Strong Interest from Investors
Vantage was initially funded by private equity sponsors and debt, including a bank credit facility that started at $100 million and grew to $900 million, not all of which was tapped. This week’s financing retires the credit facility, and creates a variable funding note with $225 million of capacity. Combined with an equity investment from Digital Bridge, the funding provides Vantage with more than $500 million to invest.
Choksi says the investment grade rating of the offering will allow Vantage to pay an interest of about 4 percent, considerably less than the prior rate on its credit facility. The Vantage note offering was secured by six data centers (including five in Santa Clara and one in Quincy, Washington) that total 596,250 gross square feet and approximately 66 megawatts of power.
Investors and rating agencies responded positively. “We believe wholesale data center leases generally have the same key credit risk factors as single-tenant triple-net leases,” said Standard & Poors, which noted that the credit of Vantage’s tenant base helped offset the limited history of the company and asset class.[clickToTweet tweet=”Vantage CEO Sureel Choksi: We were thrilled with the strong response from investors for this offering.” quote=”Vantage CEO Sureel Choksi: We were thrilled with the strong response from investors for this offering.”]
Choksi said the $1.1 billion offering was 10 times oversubscribed, meaning that investors were willing to buy as much as $10 billion worth of the notes. Vantage discussed the offering with more than 45 investors, reflecting how a securitization financing has the potential to widen the pool of funding sources.
“We were thrilled with the strong response from investors for this offering, which we believe speaks both to the high quality and growth prospects of Vantage’s business,” said Choksi.
Securitization or JVs?
The borrowing strategies of data center developers may seem esoteric compared to other aspects of the cloud computing business. But the Vantage transaction, along with the recent sale of the Dallas Infomart to Equinix, is shining a spotlight on how data center operators might use existing properties to generate cash to fund future growth.

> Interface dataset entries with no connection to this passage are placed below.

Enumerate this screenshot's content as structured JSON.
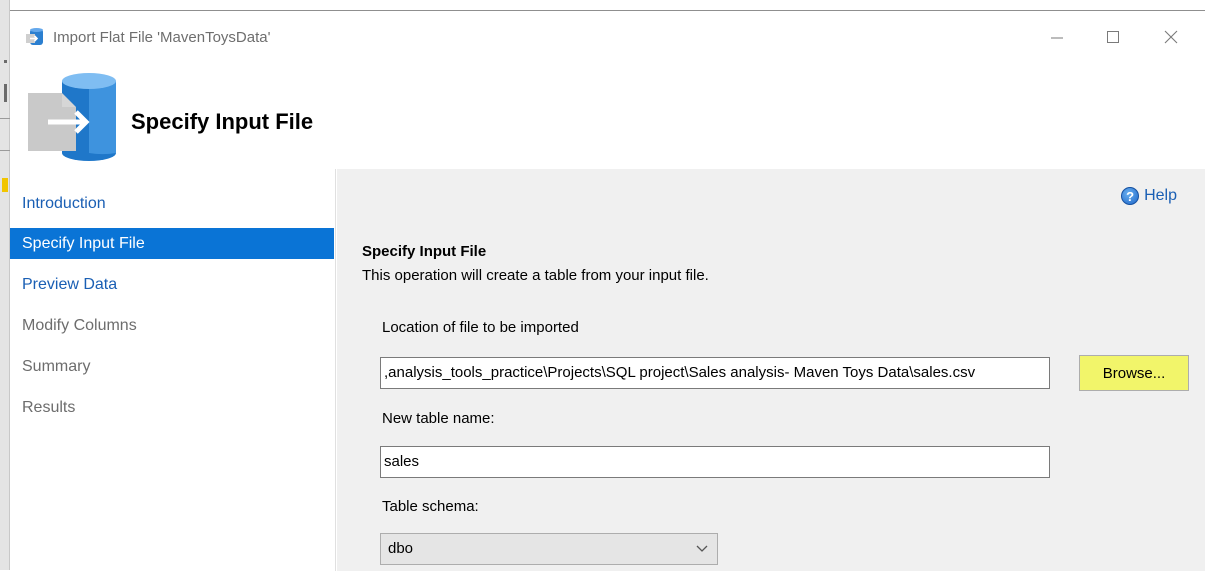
{
  "window": {
    "title": "Import Flat File 'MavenToysData'"
  },
  "banner": {
    "title": "Specify Input File"
  },
  "nav": {
    "items": [
      {
        "label": "Introduction",
        "state": "link"
      },
      {
        "label": "Specify Input File",
        "state": "selected"
      },
      {
        "label": "Preview Data",
        "state": "link"
      },
      {
        "label": "Modify Columns",
        "state": "disabled"
      },
      {
        "label": "Summary",
        "state": "disabled"
      },
      {
        "label": "Results",
        "state": "disabled"
      }
    ]
  },
  "help": {
    "label": "Help"
  },
  "section": {
    "title": "Specify Input File",
    "description": "This operation will create a table from your input file."
  },
  "file_location": {
    "label": "Location of file to be imported",
    "value": ",analysis_tools_practice\\Projects\\SQL project\\Sales analysis- Maven Toys Data\\sales.csv",
    "browse_label": "Browse..."
  },
  "table_name": {
    "label": "New table name:",
    "value": "sales"
  },
  "table_schema": {
    "label": "Table schema:",
    "value": "dbo"
  },
  "colors": {
    "selected_nav": "#0a74d6",
    "link": "#1a5fb4",
    "browse_highlight": "#f2f56a"
  }
}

The Vantage transaction is the first securitization in the data center sector, but developers have used other strategies to leverage the value of stabilized buildings, most notably through joint ventures. In 2013 Digital Realty formed a joint venture with Prudential in which it sold an 80 percent interest in a portfolio of nine fully-leased data centers. CyrusOne has considered similar transactions.
Investors and analysts are focused on the potential for joint venture transactions in the wake of the Dallas Infomart sale, in which Equinix paid a premium price of $800 million. Last week Wall Street analysts pressed several public data center REITs about the valuation for the Infomart, and whether it suggests an opportunity to tap the strong market for data hubs.
“There’s an awful lot of capital coming in market, and clearly we’re seeing some pretty big valuations out there,” said Scott Peterson, the Chief Investment Officer at Digital Realty. “We’re going to take a deep dive in our portfolio a little later this year and we’re going to look at assets where essentially we’ve created all the value we can create, and look at whether it would it make more sense to redeploy that capital somewhere else in our portfolio. I think, it would be reasonable for us to bear that in mind as we review the portfolio later this year.”
As for securitization financings, Choksi said Vantage has put a structure in place so it can issue additional notes as more data centers are built and filled. “We’ll come back to the market to upsize as the business demands,” said Choksi.
Will this be a trend? Choski says that not every data center REIT is well-positioned for securitizing its stablized assets.
“We’re on the simpler end of the spectrum, because we own all the underlying real estate, and sign long-term contracts with Fortune 500 service providers and cloud tenants,” he said. “These factors were what made us interesting. I think there are some unique aspects to Vantage. We’re the first to do it, but we may not be the last.”